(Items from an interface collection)
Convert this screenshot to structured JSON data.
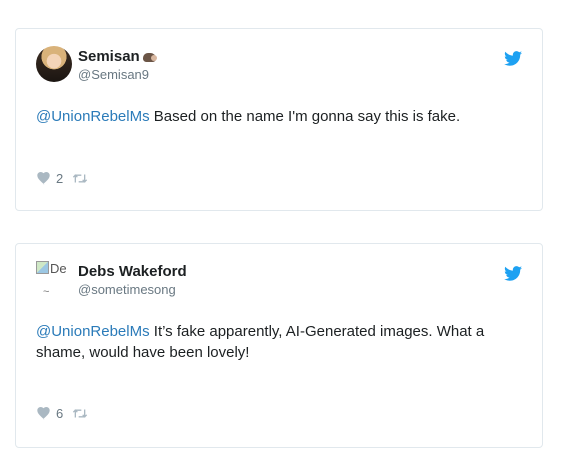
{
  "tweets": [
    {
      "display_name": "Semisan",
      "name_emoji": "mouse-emoji",
      "handle": "@Semisan9",
      "avatar": "photo",
      "mention": "@UnionRebelMs",
      "text": " Based on the name I'm gonna say this is fake.",
      "likes": "2"
    },
    {
      "display_name": "Debs Wakeford",
      "handle": "@sometimesong",
      "avatar": "broken-image",
      "avatar_alt": "De",
      "avatar_alt_under": "~",
      "mention": "@UnionRebelMs",
      "text": " It’s fake apparently, AI-Generated images. What a shame, would have been lovely!",
      "likes": "6"
    }
  ],
  "colors": {
    "link": "#2b7bb9",
    "twitter_blue": "#1da1f2",
    "meta_gray": "#697882",
    "border": "#e1e8ed"
  },
  "icons": [
    "twitter-bird-icon",
    "heart-icon",
    "retweet-icon"
  ]
}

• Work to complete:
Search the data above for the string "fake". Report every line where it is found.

• Response area:
      "text": " Based on the name I'm gonna say this is fake.",
      "text": " It’s fake apparently, AI-Generated images. What a shame, would have been lovely!",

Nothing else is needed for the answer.